Creative writing has helped a KwaZulu-Natal rural school go from a 37 percent matric pass rate in 2009 to a 90 percent success story in 2011.
And the other 10 percent of matrics who qualified to resit their exams are expected to pass when they write again in March, predicted one of their former teachers, Professor Dlamini of the Khulabebuka Secondary School, Umbumbulu.
He was addressing a media launch about the Dancing Pencils writing club at the school, saying that it had made an impact on the school’s matric pass rate.
Two matriculants, Nokhukhanya Ntombela, 21, who got three distinctions in the last matric exams and Sifiso Makhanya, 19, who got two, then read stories that they had written as a result of their membership of the club.
Both are orphans and have no money to further their education.
Their former teacher said the school was hoping to help them in some way.
Writer Felicity Keats – the powerhouse behind Dancing Pencils – recalled being approached by the school. It is in an area where there is no running water, where most households do not have electricity and there are gravel roads, she said.
“But pupils were thirsty for knowledge.”
Schools did not need fancy equipment to start Dancing Pencils: just “pencils and paper”.
And the stories that pupils write end up being published as books, which are then read by other children.
“Children read what children write and they can learn from each other,” Keats said.
Creative writing and seeing their work in print gives pupils self-esteem and confidence and inspires them. And it kept them in schools, Keats said.
Dancing Pencils aims to build a strong, literate sub-Saharan region and to unlock creativity.
It focuses on unlocking the right brain creativity and giving pupils the chance to develop their imaginative powers.
“The right brain gives people the ability to dream, to make a change in their lives,” Keats said.
Librarian Patricia Devenish, a Dancing Pencils mentor at the Open Air School in Durban, also explained: “Our education is very much left brain orientated… The non-verbal right brain has pictures and emotions and feelings that go deep down into the soul.
“It has melodies, it is filled with colours and tastes and a sense of touch. This is the stuff of which creative work is made.”
Keats, who has a niche publishing company which produces the books, has been running her project for 15 years and financing it herself.
When the KZN premier, Dr Zweli Mkhize, heard about Writing Pencils late last year, he promptly got his department’s priority projects team involved.
“You could not get better approval than the premier of the province,” Keats said.
Mkhize met Keats in Durban when she received the mayor’s Living Legends award for her work – and she then told him about the project.

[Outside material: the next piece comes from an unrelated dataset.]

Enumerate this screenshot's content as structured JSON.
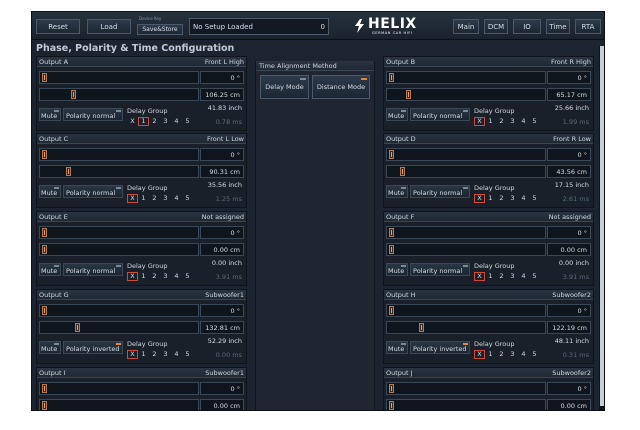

As a result of his interest, 10 workshops have been held in several areas around the province which have resulted in clubs being formed in schools and books produced.
Mkhize goes to schools on his travels to read to pupils in between his official engagements.
The plan is to have 50 Dancing Pencils clubs in each of the 11 school districts.
Ntombifuthi Ndlovu, the manager of the premier’s priority projects, said that children whose books were published become popular at school for the right reasons and it encouraged other children to write their own stories.
“It suddenly becomes cool to be known as a reader and writer of books,” she said.
Veena Gangaram, a Dancing Pencils mentor at Parkvale Primary School in Newlands West, said the benefits of the project include creating future journalists and motivational speakers.
Allowing children the opportunity to be heard also picked up cases of child abuse, bullying and children with illnesses.
Keats hopes to one day get a big-name funder to take Dancing Pencils nationwide.
“It will take lots of money. We need the backing of someone like Oprah Winfrey or Bill Gates,” she said.
l There is also an adult club at the Bat Centre in Durban.
To get in touch, e-mail Keats at [email protected]